The solution
According to Dr Talemwa the solution to affordability is advocating for universal health care insurance where people can access medical care without hardships as well as the government developing a system that can grade the private sector according to services provided.

 “If someone gets into an accident and it is a head injury, they take them to the nearest clinic. But in most cases, they are unable to handle, and there is time wastage when they are trying to do what they can before they take you to another care. And yet, if you moved to a capable facility you would be saving a lot of money,” Dr Talemwa says. 
He perceives that the system is hard for community members who are unable to differentiate the various designations of medical workers.

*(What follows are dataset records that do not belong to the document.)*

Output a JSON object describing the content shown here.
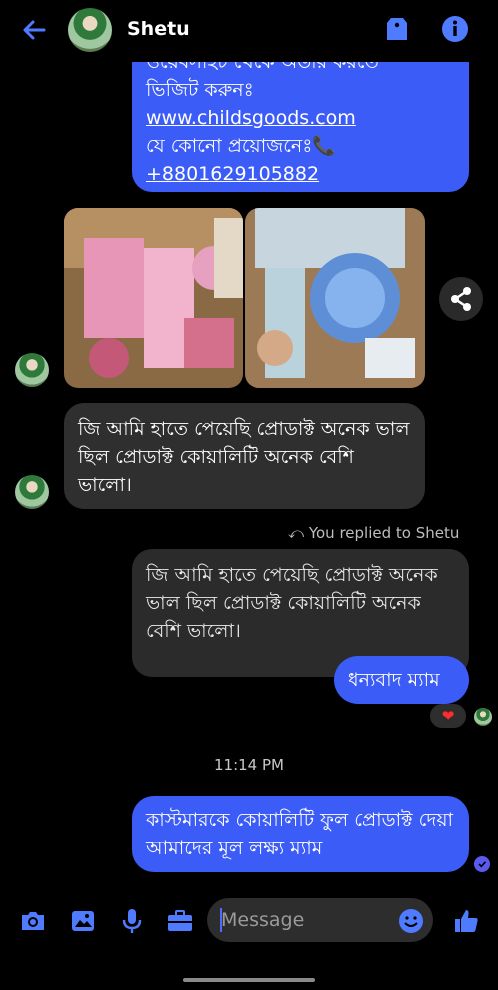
{
  "header": {
    "contact_name": "Shetu"
  },
  "messages": {
    "top_bubble": {
      "line_partial": "ওয়েবসাইট থেকে অর্ডার করতে",
      "line_visit": "ভিজিট করুনঃ",
      "link": "www.childsgoods.com",
      "line_need": "যে কোনো প্রয়োজনেঃ📞",
      "phone": "+8801629105882"
    },
    "received_1": "জি আমি হাতে পেয়েছি প্রোডাক্ট অনেক ভাল ছিল প্রোডাক্ট কোয়ালিটি অনেক বেশি ভালো।",
    "replied_label": "You replied to Shetu",
    "quoted": "জি আমি হাতে পেয়েছি প্রোডাক্ট অনেক ভাল ছিল প্রোডাক্ট কোয়ালিটি অনেক বেশি ভালো।",
    "sent_thanks": "ধন্যবাদ ম্যাম",
    "reaction": "❤",
    "time": "11:14 PM",
    "sent_final": "কাস্টমারকে কোয়ালিটি ফুল প্রোডাক্ট দেয়া আমাদের মূল লক্ষ্য ম্যাম"
  },
  "composer": {
    "placeholder": "Message"
  },
  "colors": {
    "accent": "#3c5cf7",
    "background": "#000000",
    "received_bubble": "#2f2f2f"
  },
  "icons": [
    "back-arrow-icon",
    "tag-icon",
    "info-icon",
    "share-icon",
    "camera-icon",
    "image-icon",
    "microphone-icon",
    "briefcase-icon",
    "emoji-icon",
    "thumbs-up-icon",
    "heart-icon",
    "seen-check-icon"
  ]
}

Cochlear implants
Dr Talemwa notes that a cochlear implant is applied to people born without hearing abilities and those who have lost hearing during the course of their lives.

“But for those who have lost their hearing at birth, there’s a cut-off age that if we do not put the implant within that time you will not benefit from it and usually it is between four to five years. Children who are much predisposed to be born with this health problem are usually premature or born with very low birth weight, they have been in Neonatal Intensive Care Unit for a very long period of time or mothers who had infection, like mumps and measles when pregnant, affecting children, ”Dr Talemwa explains.

The skill is performed by a professor from New York who visits Uganda two to three times a year since the skill is not yet available in Uganda. With his arrival four to seven surgeries are done. After the surgery there begins the journey of rehabilitation that takes up to three years. 
“Our collaboration with a professor who conducts training sessions at Makerere University is helpful. Following the training, the professor performs surgeries whereby the staff and students from university witnesses this, tapping the skills,” he adds.

Since its establishment the hospital has treated about four cases of tetanus to success.  Dr Talemwa reflects on the response and support that the facility offered during Covid-19 period in 2020 and 2021 something that tested their resilience. 
With the infrastructure designed to support critical care services, they ensured uninterrupted oxygen supply to patients, eliminating the need for cumbersome cylinders. This positioned them to effectively meet critical care needs such as oxygen provision.

“My team and I got an advantage by being active during the first wave. So we did a lot of investment in terms of personal protective equipment for our staff and also training on how to prevent cross infection,” he says, adding that amidst fears and myths about the Covid-19 vaccine he took it up by hooking the rest of the team.